Available records Start Marker

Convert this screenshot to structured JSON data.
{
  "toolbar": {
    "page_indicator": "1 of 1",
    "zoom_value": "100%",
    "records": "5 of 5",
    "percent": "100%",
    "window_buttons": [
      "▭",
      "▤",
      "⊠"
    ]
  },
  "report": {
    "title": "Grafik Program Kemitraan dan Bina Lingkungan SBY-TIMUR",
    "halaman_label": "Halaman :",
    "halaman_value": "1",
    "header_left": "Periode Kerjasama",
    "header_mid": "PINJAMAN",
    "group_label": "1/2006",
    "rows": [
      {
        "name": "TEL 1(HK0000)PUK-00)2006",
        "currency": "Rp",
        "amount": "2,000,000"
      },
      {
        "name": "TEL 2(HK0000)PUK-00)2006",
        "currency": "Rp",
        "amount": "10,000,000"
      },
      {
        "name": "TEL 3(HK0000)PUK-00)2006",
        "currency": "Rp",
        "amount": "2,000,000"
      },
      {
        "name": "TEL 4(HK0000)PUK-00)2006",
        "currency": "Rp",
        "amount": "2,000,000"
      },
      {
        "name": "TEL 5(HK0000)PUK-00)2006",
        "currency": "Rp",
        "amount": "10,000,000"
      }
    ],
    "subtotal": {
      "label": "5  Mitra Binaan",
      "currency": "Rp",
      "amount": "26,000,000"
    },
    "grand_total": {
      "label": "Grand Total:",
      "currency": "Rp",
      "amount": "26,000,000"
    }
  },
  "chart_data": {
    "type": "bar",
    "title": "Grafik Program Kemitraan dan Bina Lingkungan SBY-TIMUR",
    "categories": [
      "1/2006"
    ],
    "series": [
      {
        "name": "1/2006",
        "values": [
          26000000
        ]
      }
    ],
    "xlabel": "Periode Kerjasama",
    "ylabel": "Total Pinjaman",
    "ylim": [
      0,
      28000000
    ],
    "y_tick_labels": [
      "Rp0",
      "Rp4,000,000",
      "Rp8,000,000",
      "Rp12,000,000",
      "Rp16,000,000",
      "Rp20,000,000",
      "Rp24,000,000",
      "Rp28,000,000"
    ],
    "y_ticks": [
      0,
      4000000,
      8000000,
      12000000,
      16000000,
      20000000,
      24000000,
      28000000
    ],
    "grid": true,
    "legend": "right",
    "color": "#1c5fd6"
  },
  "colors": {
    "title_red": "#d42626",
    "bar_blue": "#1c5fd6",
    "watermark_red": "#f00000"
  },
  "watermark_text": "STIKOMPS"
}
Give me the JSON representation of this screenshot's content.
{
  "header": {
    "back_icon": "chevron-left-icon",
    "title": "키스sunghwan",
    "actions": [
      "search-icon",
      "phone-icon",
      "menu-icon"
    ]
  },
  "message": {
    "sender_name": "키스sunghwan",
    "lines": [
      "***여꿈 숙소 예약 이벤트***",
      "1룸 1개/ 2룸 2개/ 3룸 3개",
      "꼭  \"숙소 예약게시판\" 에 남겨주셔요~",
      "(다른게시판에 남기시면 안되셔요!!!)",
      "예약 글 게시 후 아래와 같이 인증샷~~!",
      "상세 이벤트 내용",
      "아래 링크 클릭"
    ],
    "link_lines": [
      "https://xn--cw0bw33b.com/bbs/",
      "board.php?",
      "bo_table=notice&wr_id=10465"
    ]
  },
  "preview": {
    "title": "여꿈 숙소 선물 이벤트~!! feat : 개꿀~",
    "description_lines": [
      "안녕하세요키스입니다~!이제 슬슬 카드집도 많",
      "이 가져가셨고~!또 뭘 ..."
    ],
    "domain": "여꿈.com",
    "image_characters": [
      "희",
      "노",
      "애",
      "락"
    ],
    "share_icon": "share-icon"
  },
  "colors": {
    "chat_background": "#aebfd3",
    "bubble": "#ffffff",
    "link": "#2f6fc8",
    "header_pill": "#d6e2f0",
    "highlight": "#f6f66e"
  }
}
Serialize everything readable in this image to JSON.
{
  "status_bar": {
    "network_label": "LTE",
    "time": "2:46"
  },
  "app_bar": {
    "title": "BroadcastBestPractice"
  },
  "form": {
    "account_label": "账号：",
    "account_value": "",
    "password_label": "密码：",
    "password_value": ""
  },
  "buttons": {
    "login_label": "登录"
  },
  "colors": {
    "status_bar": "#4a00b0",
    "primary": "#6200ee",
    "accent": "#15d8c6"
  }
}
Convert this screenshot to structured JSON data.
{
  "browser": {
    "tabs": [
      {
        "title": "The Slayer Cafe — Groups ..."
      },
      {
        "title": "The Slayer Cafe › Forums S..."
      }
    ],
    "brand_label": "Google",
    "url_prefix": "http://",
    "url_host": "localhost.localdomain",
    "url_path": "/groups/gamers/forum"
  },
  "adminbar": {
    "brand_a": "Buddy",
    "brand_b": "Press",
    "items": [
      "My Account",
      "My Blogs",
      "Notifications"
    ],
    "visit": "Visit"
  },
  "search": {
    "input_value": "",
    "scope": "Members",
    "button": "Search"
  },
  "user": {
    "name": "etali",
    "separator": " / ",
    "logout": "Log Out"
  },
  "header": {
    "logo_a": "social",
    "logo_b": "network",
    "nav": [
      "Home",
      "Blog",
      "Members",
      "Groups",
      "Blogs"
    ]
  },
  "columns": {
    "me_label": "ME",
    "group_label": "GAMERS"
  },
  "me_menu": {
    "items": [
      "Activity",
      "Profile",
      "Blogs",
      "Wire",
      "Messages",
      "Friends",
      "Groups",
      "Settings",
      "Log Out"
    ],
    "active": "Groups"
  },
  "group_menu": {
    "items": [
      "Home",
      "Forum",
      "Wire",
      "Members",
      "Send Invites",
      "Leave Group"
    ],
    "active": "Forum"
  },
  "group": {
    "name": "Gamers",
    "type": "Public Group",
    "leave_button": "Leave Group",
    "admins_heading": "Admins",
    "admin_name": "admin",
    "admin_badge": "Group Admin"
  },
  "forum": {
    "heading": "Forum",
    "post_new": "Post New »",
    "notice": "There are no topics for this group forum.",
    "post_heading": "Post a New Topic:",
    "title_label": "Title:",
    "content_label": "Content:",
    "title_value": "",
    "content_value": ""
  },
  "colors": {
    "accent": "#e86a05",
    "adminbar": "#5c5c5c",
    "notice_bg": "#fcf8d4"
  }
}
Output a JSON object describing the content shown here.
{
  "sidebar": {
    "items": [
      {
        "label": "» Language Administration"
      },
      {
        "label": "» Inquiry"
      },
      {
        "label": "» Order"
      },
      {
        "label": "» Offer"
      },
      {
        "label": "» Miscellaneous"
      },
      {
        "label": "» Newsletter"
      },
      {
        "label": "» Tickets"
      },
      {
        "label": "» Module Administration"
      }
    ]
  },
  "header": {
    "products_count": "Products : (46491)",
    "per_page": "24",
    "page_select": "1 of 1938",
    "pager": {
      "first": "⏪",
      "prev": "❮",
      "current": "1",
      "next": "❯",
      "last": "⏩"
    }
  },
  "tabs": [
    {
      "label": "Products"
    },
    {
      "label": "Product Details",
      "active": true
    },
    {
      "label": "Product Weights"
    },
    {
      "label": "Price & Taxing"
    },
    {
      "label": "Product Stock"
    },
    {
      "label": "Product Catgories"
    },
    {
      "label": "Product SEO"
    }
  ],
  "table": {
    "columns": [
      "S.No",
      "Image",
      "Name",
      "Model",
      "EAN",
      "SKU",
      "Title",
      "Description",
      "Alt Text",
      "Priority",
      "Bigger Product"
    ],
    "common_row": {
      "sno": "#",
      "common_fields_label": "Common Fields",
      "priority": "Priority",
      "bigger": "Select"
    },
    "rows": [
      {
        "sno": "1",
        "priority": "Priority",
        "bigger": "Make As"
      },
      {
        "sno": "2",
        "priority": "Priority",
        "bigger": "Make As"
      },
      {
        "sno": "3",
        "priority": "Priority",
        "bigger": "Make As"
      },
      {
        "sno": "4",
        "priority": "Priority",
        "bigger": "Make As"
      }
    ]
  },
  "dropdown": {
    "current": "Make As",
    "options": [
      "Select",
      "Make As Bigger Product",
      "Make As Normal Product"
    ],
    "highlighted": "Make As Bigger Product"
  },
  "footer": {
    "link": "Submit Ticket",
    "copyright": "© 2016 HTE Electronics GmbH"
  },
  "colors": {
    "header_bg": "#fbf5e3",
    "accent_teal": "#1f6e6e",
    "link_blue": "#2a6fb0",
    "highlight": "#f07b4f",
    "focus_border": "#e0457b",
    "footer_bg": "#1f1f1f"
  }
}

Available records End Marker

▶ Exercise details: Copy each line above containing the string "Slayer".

▶ Solution:
        "title": "The Slayer Cafe — Groups ..."
        "title": "The Slayer Cafe › Forums S..."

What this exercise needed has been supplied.